From its impressively preserved fiberglass bodywork to its sparkling Candy Red metalflake paint finish, the Mr. Gasket Gasser appears as stunning as it did on its 1969 racing debut. The interior retains its original red-anodized tinwork throughout as well as attractive bucket seats with distinctive two-tone metalflake vinyl upholstery. The dash is all business with just the essential gauges, and driver controls include a three-spoke steering wheel and a Hurst Dual/Gate floor shifter.
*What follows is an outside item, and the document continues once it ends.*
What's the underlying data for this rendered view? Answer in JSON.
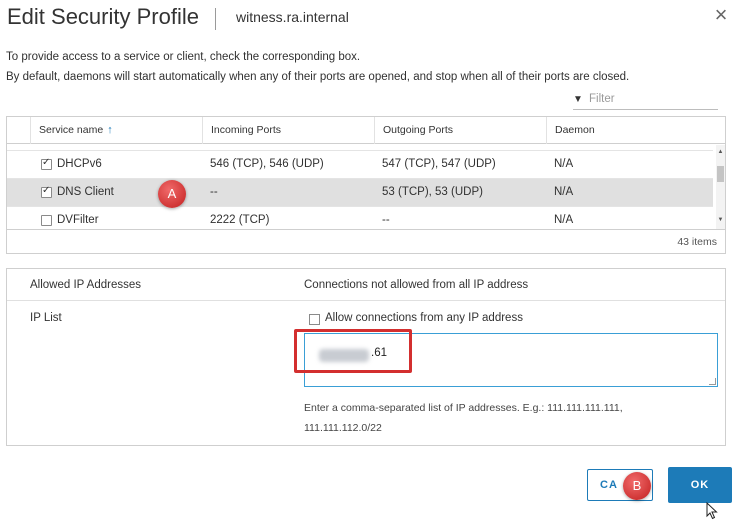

The twin-turbocharged Boss 429 engine features impressively polished plumbing and fittings, while the painted frame and chrome-plated suspension remain beautifully detailed throughout.

The legendary “Mr. Gasket Gasser” Mustang is virtually flawless today and was purchased in 2006 directly from the legendary “Ohio George” Montgomery himself. In addition to many appearances on sponsor handouts and magazine features, the “Mr. Gasket Gasser” was also immortalized recently with the release of a limited run of 2,500 highly detailed 1:18-scale models by GMP. A proven winner in every respect and with unquestioned provenance, this car presents a rare opportunity for drag racing enthusiasts, which is unlikely to be repeated.

This car was auctioned off by RM Auctions in September 2009 at the Petersen Automotive Museum, Los Angeles, California.

Est. 1,800 hp, 429 cu. in. Ford Boss 429 V8 engine with twin turbochargers, Ford C-6 three-speed automatic transmission, solid tubular front axle with coil-over shock absorbers, 9-inch Ford rear end with coil-over shock absorbers and lateral stabilizer, and two-wheel hydraulic drum brakes at the rear with a single rear-mounted braking parachute. Wheelbase: 110"

Source: RM Auctions
Photo Credit: Copyright Darin Schnabel

Be part of something big